━━━━━ Data shown ━━━━━

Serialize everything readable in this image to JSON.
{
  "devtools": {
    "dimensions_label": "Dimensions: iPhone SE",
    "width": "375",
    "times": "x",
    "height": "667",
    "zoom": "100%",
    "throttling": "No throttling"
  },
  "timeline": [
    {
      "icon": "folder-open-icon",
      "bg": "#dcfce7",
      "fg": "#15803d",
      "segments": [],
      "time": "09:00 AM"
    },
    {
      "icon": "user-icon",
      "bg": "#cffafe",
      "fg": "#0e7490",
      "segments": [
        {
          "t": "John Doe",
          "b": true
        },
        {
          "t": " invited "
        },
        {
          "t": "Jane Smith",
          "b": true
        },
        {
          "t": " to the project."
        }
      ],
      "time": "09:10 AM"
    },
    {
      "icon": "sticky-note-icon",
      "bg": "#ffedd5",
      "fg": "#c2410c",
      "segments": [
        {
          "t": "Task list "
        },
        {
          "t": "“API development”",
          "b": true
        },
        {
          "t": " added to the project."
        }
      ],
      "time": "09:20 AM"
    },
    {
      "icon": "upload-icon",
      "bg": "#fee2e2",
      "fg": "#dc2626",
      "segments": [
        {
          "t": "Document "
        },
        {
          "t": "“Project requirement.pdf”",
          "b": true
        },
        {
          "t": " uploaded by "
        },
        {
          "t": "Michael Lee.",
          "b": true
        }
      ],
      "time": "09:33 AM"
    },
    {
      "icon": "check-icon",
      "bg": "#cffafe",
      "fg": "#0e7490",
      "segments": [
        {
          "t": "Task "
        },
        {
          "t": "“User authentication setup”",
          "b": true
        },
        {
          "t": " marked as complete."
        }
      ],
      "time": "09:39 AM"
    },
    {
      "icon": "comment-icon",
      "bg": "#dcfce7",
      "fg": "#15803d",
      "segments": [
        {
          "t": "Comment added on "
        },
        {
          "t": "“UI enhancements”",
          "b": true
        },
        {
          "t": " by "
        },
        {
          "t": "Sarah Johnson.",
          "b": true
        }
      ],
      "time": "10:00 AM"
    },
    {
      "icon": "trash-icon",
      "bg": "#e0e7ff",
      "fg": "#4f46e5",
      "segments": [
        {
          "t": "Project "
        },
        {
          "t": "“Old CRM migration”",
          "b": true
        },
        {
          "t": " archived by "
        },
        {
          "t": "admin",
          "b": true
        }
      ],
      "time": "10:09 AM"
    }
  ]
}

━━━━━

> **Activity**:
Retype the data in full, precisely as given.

> **Answer section**:
Serialize everything readable in this image to JSON.
{
  "devtools": {
    "dimensions_label": "Dimensions: iPhone SE",
    "width": "375",
    "times": "x",
    "height": "667",
    "zoom": "100%",
    "throttling": "No throttling"
  },
  "timeline": [
    {
      "icon": "folder-open-icon",
      "bg": "#dcfce7",
      "fg": "#15803d",
      "segments": [],
      "time": "09:00 AM"
    },
    {
      "icon": "user-icon",
      "bg": "#cffafe",
      "fg": "#0e7490",
      "segments": [
        {
          "t": "John Doe",
          "b": true
        },
        {
          "t": " invited "
        },
        {
          "t": "Jane Smith",
          "b": true
        },
        {
          "t": " to the project."
        }
      ],
      "time": "09:10 AM"
    },
    {
      "icon": "sticky-note-icon",
      "bg": "#ffedd5",
      "fg": "#c2410c",
      "segments": [
        {
          "t": "Task list "
        },
        {
          "t": "“API development”",
          "b": true
        },
        {
          "t": " added to the project."
        }
      ],
      "time": "09:20 AM"
    },
    {
      "icon": "upload-icon",
      "bg": "#fee2e2",
      "fg": "#dc2626",
      "segments": [
        {
          "t": "Document "
        },
        {
          "t": "“Project requirement.pdf”",
          "b": true
        },
        {
          "t": " uploaded by "
        },
        {
          "t": "Michael Lee.",
          "b": true
        }
      ],
      "time": "09:33 AM"
    },
    {
      "icon": "check-icon",
      "bg": "#cffafe",
      "fg": "#0e7490",
      "segments": [
        {
          "t": "Task "
        },
        {
          "t": "“User authentication setup”",
          "b": true
        },
        {
          "t": " marked as complete."
        }
      ],
      "time": "09:39 AM"
    },
    {
      "icon": "comment-icon",
      "bg": "#dcfce7",
      "fg": "#15803d",
      "segments": [
        {
          "t": "Comment added on "
        },
        {
          "t": "“UI enhancements”",
          "b": true
        },
        {
          "t": " by "
        },
        {
          "t": "Sarah Johnson.",
          "b": true
        }
      ],
      "time": "10:00 AM"
    },
    {
      "icon": "trash-icon",
      "bg": "#e0e7ff",
      "fg": "#4f46e5",
      "segments": [
        {
          "t": "Project "
        },
        {
          "t": "“Old CRM migration”",
          "b": true
        },
        {
          "t": " archived by "
        },
        {
          "t": "admin",
          "b": true
        }
      ],
      "time": "10:09 AM"
    }
  ]
}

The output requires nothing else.